Content starts

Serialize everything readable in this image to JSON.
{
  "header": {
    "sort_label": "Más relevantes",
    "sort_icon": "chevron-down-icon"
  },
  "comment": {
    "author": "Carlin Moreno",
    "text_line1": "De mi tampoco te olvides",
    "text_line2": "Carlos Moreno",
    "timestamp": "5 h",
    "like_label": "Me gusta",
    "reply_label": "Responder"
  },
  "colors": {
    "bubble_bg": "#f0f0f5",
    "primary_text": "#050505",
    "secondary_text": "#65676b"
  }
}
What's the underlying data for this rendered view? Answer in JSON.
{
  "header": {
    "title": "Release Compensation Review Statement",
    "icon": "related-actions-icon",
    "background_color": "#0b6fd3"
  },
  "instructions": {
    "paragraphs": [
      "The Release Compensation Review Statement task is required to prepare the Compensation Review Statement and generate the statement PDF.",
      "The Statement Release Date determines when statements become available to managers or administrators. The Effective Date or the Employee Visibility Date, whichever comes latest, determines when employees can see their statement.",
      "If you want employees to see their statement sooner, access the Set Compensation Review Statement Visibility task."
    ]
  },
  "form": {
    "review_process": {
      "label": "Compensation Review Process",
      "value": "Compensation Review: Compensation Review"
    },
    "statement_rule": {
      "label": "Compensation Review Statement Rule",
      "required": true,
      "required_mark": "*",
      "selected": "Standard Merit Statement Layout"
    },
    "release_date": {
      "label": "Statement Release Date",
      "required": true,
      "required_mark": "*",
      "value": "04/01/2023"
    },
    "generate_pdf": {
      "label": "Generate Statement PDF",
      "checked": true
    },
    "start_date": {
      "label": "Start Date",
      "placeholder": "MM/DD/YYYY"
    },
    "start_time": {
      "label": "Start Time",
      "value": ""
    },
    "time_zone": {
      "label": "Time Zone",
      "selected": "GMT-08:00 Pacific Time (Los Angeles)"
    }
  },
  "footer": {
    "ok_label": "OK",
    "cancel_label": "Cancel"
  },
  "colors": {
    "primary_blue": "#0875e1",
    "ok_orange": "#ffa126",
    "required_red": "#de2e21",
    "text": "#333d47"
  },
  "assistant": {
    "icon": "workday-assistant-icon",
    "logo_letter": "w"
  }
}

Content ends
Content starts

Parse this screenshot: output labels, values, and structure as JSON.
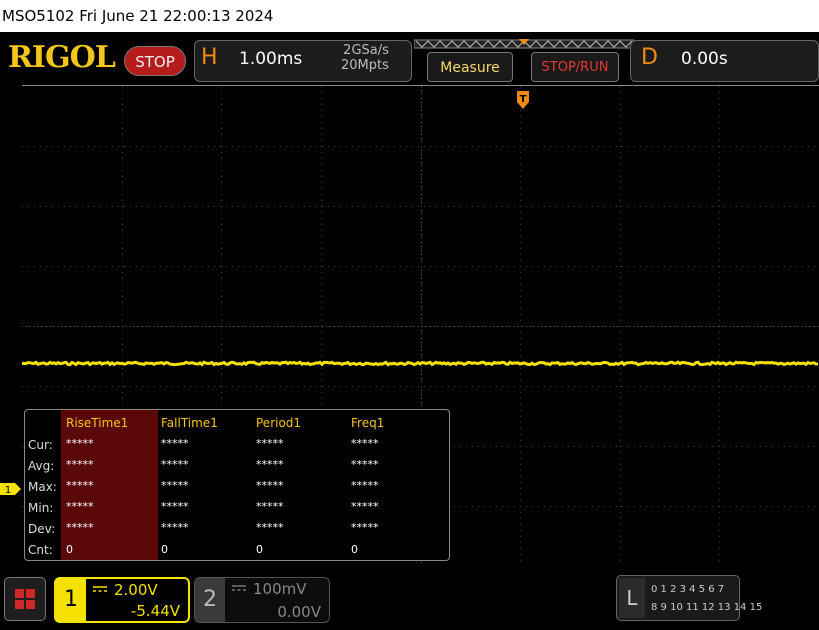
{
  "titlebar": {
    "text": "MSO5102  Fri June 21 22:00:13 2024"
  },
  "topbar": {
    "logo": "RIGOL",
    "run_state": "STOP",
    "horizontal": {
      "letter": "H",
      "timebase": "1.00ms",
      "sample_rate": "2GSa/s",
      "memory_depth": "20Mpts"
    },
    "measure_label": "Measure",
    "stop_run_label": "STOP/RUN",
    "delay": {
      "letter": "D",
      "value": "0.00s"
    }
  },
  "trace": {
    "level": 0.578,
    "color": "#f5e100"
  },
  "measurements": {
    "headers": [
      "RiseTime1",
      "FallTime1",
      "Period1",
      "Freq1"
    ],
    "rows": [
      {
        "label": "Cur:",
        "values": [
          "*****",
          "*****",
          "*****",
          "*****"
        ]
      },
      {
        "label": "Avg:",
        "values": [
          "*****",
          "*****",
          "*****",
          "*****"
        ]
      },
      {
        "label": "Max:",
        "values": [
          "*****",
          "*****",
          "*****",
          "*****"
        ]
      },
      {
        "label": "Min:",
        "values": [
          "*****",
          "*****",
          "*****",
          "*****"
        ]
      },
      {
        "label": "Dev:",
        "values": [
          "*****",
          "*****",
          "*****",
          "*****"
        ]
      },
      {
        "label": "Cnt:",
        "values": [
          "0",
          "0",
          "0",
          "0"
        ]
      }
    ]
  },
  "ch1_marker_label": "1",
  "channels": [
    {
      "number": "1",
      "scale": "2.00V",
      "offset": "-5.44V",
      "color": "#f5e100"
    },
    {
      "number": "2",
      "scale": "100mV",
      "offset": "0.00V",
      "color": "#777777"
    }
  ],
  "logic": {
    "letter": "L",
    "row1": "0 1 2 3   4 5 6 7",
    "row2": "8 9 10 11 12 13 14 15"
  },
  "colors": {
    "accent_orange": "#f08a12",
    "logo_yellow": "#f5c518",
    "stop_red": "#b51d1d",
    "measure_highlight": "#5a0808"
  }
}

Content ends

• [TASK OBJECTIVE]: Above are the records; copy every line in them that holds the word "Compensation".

• [ANSWER TO THE EXERCISE]:
    "title": "Release Compensation Review Statement",
      "The Release Compensation Review Statement task is required to prepare the Compensation Review Statement and generate the statement PDF.",
      "If you want employees to see their statement sooner, access the Set Compensation Review Statement Visibility task."
      "label": "Compensation Review Process",
      "value": "Compensation Review: Compensation Review"
      "label": "Compensation Review Statement Rule",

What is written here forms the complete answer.